Mr. Liu is typical for a top financial official. He spent his career working in government committees and at the central bank.
Fred Hu, the chairman of Primavera Capital Group and the former chairman of Goldman Sachs for China, called Mr. Liu a “highly experienced and results-oriented financial official,” but said he would “find himself in a challenging position,” like his predecessor.
”Over and time again the regulators have struggled to meet some of the difficult tasks — modernizing securities markets, engineering rising equity prices, while protecting investors and ensuring market stability,” Mr. Hu said in an email.
While Mr. Liu has little experience with markets, he does have connections. In the mid-1990s, he worked the state-owned China Construction Bank. The bank, at the time, was was headed by Wang Qishan, who is now overseeing the anticorruption campaign as one of seven members of the Communist Party’s ruling Politburo Standing Committee.
“He’s definitely not a bold reformer,” Mr. Shih said of Mr. Liu.
The new securities chief may be in an impossible position, expected to control inherently uncontrollable markets and take the blame if the efforts fail. The push by Mr. Xi’s government to assert state control over the markets and the economy go against the philosophy of China’s early reformers under Deng Xiaoping, the paramount leader who sought to give more space to the market.
“The approach that they took toward the stock market is telling me that they are not willing to let go control,” Yasheng Huang, a professor of political economy and international Management at M.I.T., said of China’s current leaders in a December interview.
One former Chinese financial official, who requested anonymity so he could freely discuss personnel issues, said Mr. Xiao, the former securities chief, might be heading to a new post to help oversee economic policy under China’s cabinet.
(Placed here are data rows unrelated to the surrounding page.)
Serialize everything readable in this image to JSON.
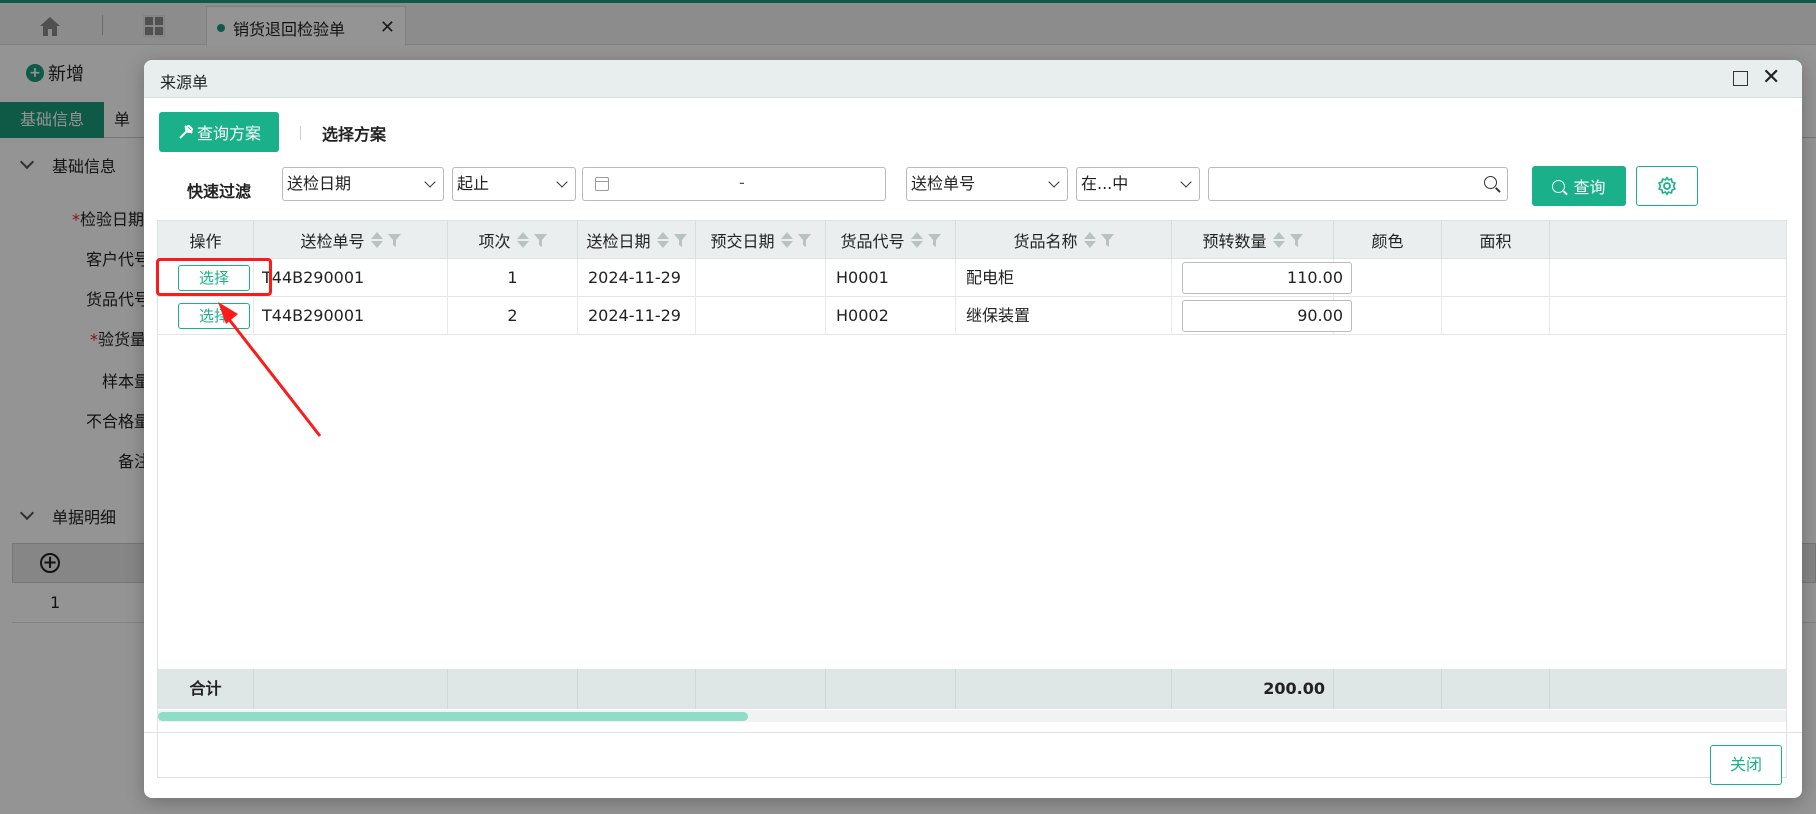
{
  "app": {
    "open_tab_label": "销货退回检验单",
    "new_button_label": "新增",
    "tab_basic_info": "基础信息",
    "tab_second_partial": "单",
    "section_basic_info": "基础信息",
    "section_bill_detail": "单据明细",
    "field_labels": [
      "检验日期",
      "客户代号",
      "货品代号",
      "验货量",
      "样本量",
      "不合格量",
      "备注"
    ],
    "field_required": [
      true,
      false,
      false,
      true,
      false,
      false,
      false
    ],
    "detail_row_index": "1"
  },
  "modal": {
    "title": "来源单",
    "query_plan_button": "查询方案",
    "choose_plan_label": "选择方案",
    "quick_filter_label": "快速过滤",
    "filter1_field": "送检日期",
    "filter1_operator": "起止",
    "date_separator": "-",
    "filter2_field": "送检单号",
    "filter2_operator": "在...中",
    "search_value": "",
    "search_button": "查询",
    "close_button": "关闭"
  },
  "table": {
    "columns": [
      "操作",
      "送检单号",
      "项次",
      "送检日期",
      "预交日期",
      "货品代号",
      "货品名称",
      "预转数量",
      "颜色",
      "面积"
    ],
    "rows": [
      {
        "action": "选择",
        "inspection_no": "T44B290001",
        "item_no": "1",
        "inspection_date": "2024-11-29",
        "due_date": "",
        "product_code": "H0001",
        "product_name": "配电柜",
        "qty": "110.00",
        "color": "",
        "area": ""
      },
      {
        "action": "选择",
        "inspection_no": "T44B290001",
        "item_no": "2",
        "inspection_date": "2024-11-29",
        "due_date": "",
        "product_code": "H0002",
        "product_name": "继保装置",
        "qty": "90.00",
        "color": "",
        "area": ""
      }
    ],
    "footer_label": "合计",
    "footer_qty_total": "200.00"
  },
  "colors": {
    "accent": "#1ab089",
    "annotation": "#ff1a1a"
  }
}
The influential magazine Caijing also reported on Saturday that Mr. Xiao may be moving to a new government position.
The shake-up at the securities regulator is also likely to result in renewed questions about the eventual retirement of Zhou Xiaochuan, the head of China’s central bank since 2002.
When Prime Minister Li Keqiang criticized the government’s handling of financial markets at a meeting last Monday of the State Council, China’s cabinet, he cited the government’s management of the currency. The currency falls under the direct purview of the People’s Bank of China.
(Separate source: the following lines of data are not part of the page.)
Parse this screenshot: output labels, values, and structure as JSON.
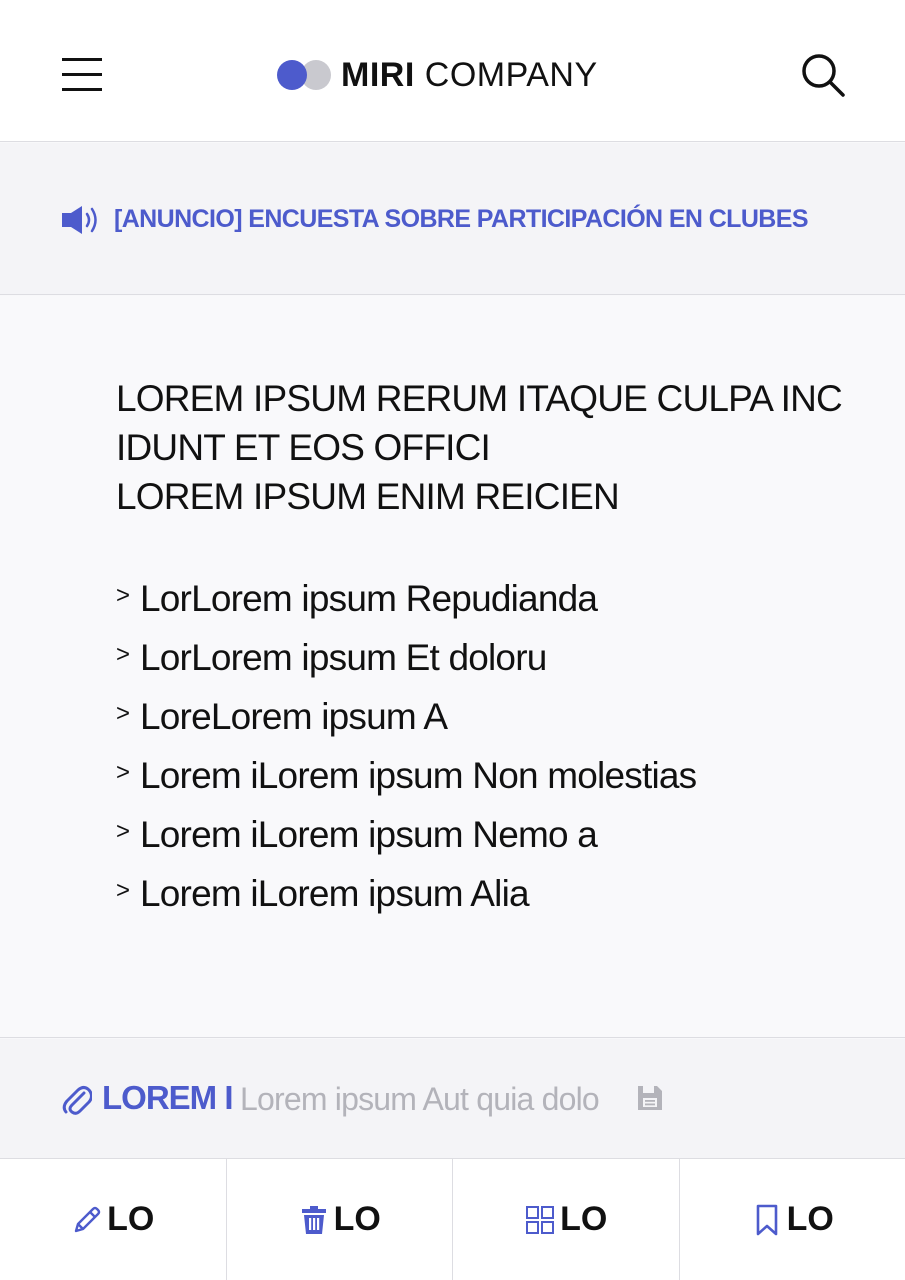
{
  "header": {
    "logo_bold": "MIRI",
    "logo_light": "COMPANY",
    "menu_icon": "hamburger-icon",
    "search_icon": "search-icon"
  },
  "notice": {
    "icon": "megaphone-icon",
    "text": "[ANUNCIO] ENCUESTA SOBRE PARTICIPACIÓN EN CLUBES"
  },
  "content": {
    "heading_lines": [
      "LOREM IPSUM RERUM ITAQUE CULPA INC",
      "IDUNT ET EOS OFFICI",
      "LOREM IPSUM ENIM REICIEN"
    ],
    "links": [
      {
        "label": "LorLorem ipsum Repudianda"
      },
      {
        "label": "LorLorem ipsum Et doloru"
      },
      {
        "label": "LoreLorem ipsum A"
      },
      {
        "label": "Lorem iLorem ipsum Non molestias"
      },
      {
        "label": "Lorem iLorem ipsum Nemo a"
      },
      {
        "label": "Lorem iLorem ipsum Alia"
      }
    ],
    "chevron": ">"
  },
  "attachment": {
    "title": "LOREM I",
    "file": "Lorem ipsum Aut quia dolo",
    "icon": "paperclip-icon",
    "save_icon": "floppy-disk-icon"
  },
  "bottom_bar": [
    {
      "label": "LO",
      "icon": "pencil-icon"
    },
    {
      "label": "LO",
      "icon": "trash-icon"
    },
    {
      "label": "LO",
      "icon": "grid-icon"
    },
    {
      "label": "LO",
      "icon": "bookmark-icon"
    }
  ],
  "colors": {
    "accent": "#4d5bcc",
    "muted": "#b3b3ba",
    "logo_gray": "#c9c9cf"
  }
}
Mr. Zhou, 68, was widely revered as the man who spearheaded considerable financial deregulation. He also led the country’s currency, the renminbi, to recognition by the International Monetary Fund last November as one of the world’s main reserve currencies.
But Mr. Zhou’s stature suffered following an abrupt 4 percent currency devaluation last August, and continued weakness at the end of the year and into the next. The currency situation greatly alarmed financial markets. Economists and other monetary specialists around the world, including Christine Lagarde, the managing director of the International Monetary Fund, publicly called for the Chinese central bank to communicate better with financial markets.
“He would be a good scapegoat now,” said Minxin Pei, a specialist in Chinese politics at Claremont McKenna College. “Three years ago, it would have been ungrateful” for anyone to suggest that he retire.